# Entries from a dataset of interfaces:
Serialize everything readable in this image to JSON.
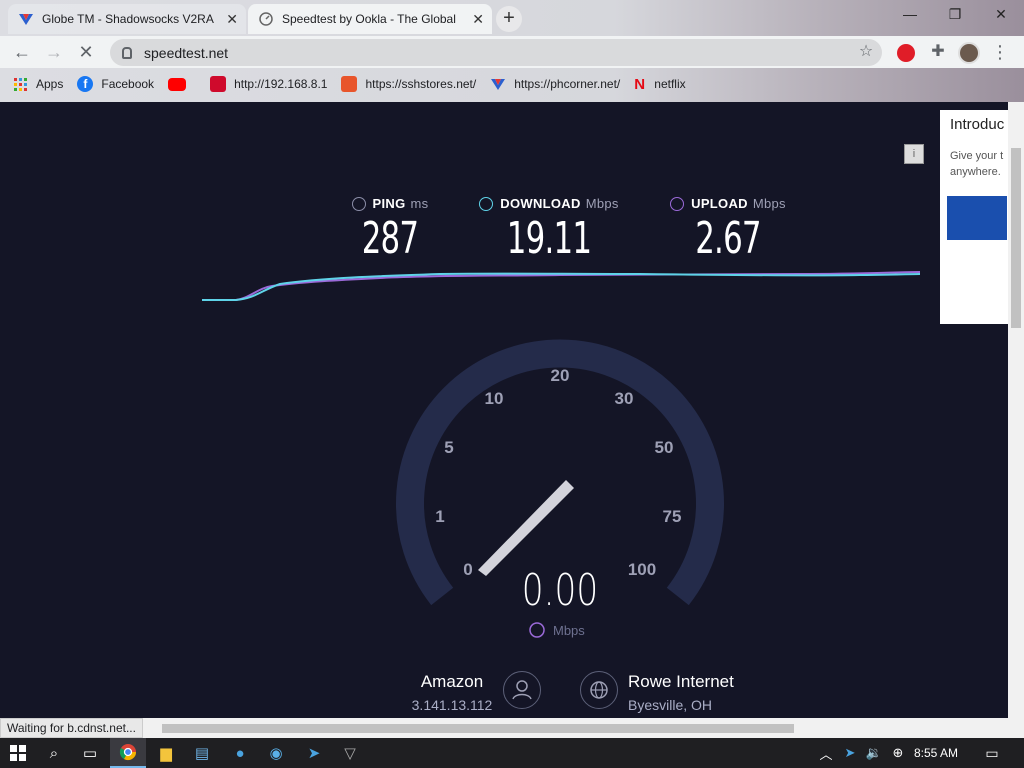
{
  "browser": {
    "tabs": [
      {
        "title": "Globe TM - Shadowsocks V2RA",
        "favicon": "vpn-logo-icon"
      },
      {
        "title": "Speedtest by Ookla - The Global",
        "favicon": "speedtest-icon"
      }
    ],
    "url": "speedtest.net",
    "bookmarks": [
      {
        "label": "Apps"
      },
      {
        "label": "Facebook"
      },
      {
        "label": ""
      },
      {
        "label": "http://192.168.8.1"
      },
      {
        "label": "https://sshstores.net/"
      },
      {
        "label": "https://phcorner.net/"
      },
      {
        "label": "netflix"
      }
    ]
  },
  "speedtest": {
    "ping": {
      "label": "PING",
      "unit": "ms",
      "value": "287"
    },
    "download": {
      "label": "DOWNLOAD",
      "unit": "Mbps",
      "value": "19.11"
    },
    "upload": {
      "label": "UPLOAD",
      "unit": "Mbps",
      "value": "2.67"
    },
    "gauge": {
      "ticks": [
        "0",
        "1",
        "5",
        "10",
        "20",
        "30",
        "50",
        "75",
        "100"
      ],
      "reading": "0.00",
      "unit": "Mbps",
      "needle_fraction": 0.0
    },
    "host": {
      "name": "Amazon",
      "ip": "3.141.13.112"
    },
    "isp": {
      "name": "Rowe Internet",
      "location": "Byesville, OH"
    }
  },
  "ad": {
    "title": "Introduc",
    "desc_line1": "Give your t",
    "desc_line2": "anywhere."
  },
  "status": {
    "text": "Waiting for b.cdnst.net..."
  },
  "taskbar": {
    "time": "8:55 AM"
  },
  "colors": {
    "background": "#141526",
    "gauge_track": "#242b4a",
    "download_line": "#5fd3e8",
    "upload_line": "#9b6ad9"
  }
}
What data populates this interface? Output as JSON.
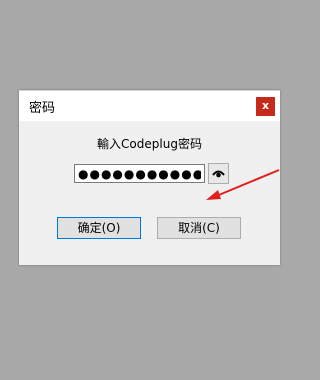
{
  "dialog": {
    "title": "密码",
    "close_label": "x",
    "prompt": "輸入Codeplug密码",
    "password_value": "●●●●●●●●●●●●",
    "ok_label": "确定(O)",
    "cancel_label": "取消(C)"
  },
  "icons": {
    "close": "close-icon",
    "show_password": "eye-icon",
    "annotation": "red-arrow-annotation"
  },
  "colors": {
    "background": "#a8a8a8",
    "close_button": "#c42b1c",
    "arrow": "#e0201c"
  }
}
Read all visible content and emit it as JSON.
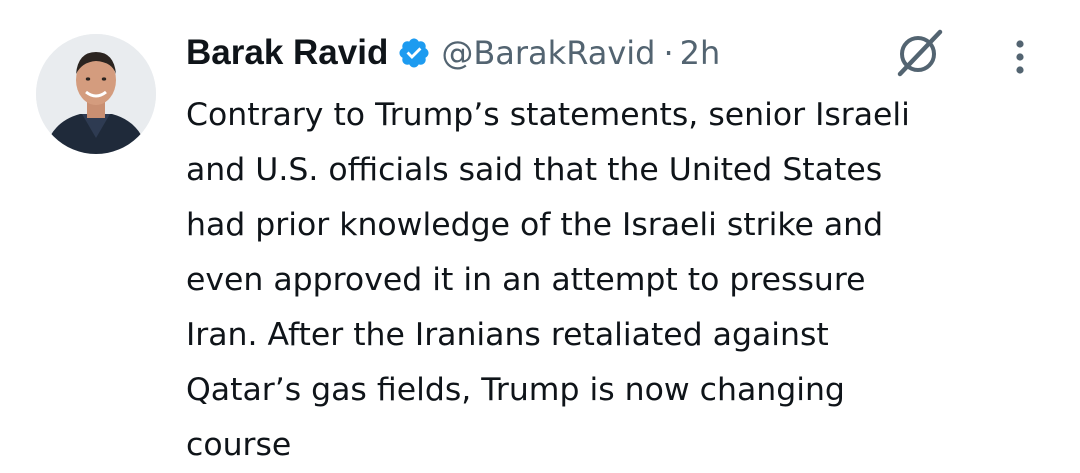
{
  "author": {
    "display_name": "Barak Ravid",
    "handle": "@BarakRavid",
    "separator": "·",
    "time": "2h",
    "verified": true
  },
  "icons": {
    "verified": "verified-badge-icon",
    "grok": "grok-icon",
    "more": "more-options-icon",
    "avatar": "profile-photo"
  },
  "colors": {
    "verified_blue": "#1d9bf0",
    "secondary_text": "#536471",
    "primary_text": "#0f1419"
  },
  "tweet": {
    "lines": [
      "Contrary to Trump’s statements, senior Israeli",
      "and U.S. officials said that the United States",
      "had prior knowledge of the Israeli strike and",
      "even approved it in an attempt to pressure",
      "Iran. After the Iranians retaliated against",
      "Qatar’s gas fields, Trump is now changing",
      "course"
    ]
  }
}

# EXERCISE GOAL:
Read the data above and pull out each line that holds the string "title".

# RESULT FOR THIS EXERCISE:
        "title": "Globe TM - Shadowsocks V2RA",
        "title": "Speedtest by Ookla - The Global",
    "title": "Introduc",
    "title": "密码",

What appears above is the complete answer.